In some implementations, the wireless device 100 is capable of operating in multiple modes such that it can engage in both CS (Circuit-Switched) as well as PS (Packet-Switched) communications, and can transition from one mode of communications to another mode of communications without loss of continuity. Other implementations are possible.

In a particular embodiment, one or more of the above-described methods for allocating and transmitting uplink data block transmissions with piggy-backed ACK/NACK bitmap are implemented by the communications subsystem 170, the microprocessor 128, the RAM 118, and the data communications module 130B, collectively appropriately configured to implement one of the methods described herein.

All of the embodiments described above refer to the use of a poll for allocation of an uplink RLC block with PAN, and to the subsequent transmission of an RLC block with PAN. More generally, embodiments are applicable to the allocation and/or transmission of an uplink radio block within a specified radio block period for transmission of user data in combination with control information, hereinafter an DBCCI (Data Block Combined with Control Information). The ACK/NACK requested in the allocation and/or transmission of uplink RLC block with PAN is a specific example of control information. An RLC block is a specific example of an uplink radio block. Thus, and RLC block with PAN is a specific example of an DBCCI. A poll for an RLC data block plus PAN is a specific example of a request for a DBCCI.

All of the embodiments described above refer to the allocation of uplink RLC blocks through the USF mechanism. More generally, these embodiments are applicable for any allocation mechanism for allocating an uplink radio block for the purpose transmission of user data. The transmission of such an allocation will be referred to as the transmission of an UADB (uplink allocation for data block). The USF is a specific example of an UADB.

The embodiments have for the most part been described as methods. Further embodiments provide a computer readable medium having computer executable instructions stored thereon for execution by a mobile station which when executed, cause the mobile station to perform any of the methods described herein.

Further embodiments provide a computer readable medium having computer executable instructions stored thereon for execution by a network device or network devices which executed, cause the network device or network devices to perform any of the network methods described herein.

Further embodiments provide a mobile station configured to perform any of the mobile station methods described herein. Such a mobile station may, for example, comprise at least one antenna, at least one wireless access radio, and one or a combination of components that control the mobile station to perform one of the methods. In some embodiments, the one or a combination of components comprises at least one processor. In a specific example, the one or a combination of components comprise a communications subsystem such as communications subsystem of 170 of FIG. 10. In another specific example, the components comprise the USF and poll processor 208 of FIG. 17. The one or a combination of components may comprise hardware, or hardware in combination with software and/or firmware that is stored so as to be accessible and executed by the hardware.

Further embodiments provide a network device or network devices configured to perform any of the network methods described herein.

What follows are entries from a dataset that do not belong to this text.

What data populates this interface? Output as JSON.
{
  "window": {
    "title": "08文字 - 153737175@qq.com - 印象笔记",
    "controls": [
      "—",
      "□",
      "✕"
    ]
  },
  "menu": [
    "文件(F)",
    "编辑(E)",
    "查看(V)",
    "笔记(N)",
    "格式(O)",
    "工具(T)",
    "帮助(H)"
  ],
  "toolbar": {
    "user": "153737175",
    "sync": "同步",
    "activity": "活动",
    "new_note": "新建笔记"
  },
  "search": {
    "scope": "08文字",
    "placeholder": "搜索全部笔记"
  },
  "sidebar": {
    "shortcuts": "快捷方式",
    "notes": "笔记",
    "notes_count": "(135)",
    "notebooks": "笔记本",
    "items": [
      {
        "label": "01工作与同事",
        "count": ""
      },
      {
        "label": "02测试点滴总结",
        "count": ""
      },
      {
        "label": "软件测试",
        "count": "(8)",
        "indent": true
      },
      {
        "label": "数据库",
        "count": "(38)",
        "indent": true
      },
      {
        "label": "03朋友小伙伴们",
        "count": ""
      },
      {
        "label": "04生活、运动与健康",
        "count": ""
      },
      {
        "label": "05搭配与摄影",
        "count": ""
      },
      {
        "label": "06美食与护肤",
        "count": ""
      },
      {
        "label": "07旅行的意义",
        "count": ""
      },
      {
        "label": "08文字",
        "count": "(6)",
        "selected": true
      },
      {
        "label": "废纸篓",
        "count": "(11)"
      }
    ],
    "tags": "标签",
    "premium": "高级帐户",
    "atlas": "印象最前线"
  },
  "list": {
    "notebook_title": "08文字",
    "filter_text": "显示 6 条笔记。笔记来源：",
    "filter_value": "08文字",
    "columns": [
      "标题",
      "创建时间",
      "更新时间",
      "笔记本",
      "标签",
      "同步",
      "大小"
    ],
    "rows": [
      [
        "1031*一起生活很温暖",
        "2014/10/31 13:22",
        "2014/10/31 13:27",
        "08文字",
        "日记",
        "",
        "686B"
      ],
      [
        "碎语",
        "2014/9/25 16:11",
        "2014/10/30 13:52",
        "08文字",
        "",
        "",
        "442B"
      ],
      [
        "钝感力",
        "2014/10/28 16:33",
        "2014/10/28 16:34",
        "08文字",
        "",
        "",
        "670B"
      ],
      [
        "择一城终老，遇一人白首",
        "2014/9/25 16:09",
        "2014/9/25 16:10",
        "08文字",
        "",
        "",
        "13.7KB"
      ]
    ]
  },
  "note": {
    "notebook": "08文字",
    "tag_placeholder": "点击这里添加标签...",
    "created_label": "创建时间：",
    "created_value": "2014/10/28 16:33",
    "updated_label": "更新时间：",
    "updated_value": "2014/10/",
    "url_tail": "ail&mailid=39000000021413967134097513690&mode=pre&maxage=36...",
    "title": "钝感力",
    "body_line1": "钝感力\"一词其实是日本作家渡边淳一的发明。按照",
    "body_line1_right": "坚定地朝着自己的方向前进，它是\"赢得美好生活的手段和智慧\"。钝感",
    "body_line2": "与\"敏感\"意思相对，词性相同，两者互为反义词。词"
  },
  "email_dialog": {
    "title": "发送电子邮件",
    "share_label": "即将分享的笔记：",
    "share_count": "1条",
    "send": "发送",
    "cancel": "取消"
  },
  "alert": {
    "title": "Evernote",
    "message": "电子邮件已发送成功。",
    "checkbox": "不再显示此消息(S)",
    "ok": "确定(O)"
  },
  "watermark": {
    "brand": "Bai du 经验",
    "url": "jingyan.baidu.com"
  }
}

Numerous modifications and variations of the present application are possible in light of the above teachings. It is therefore to be understood that within the scope of the appended claims, embodiments may be practiced otherwise than as specifically described herein.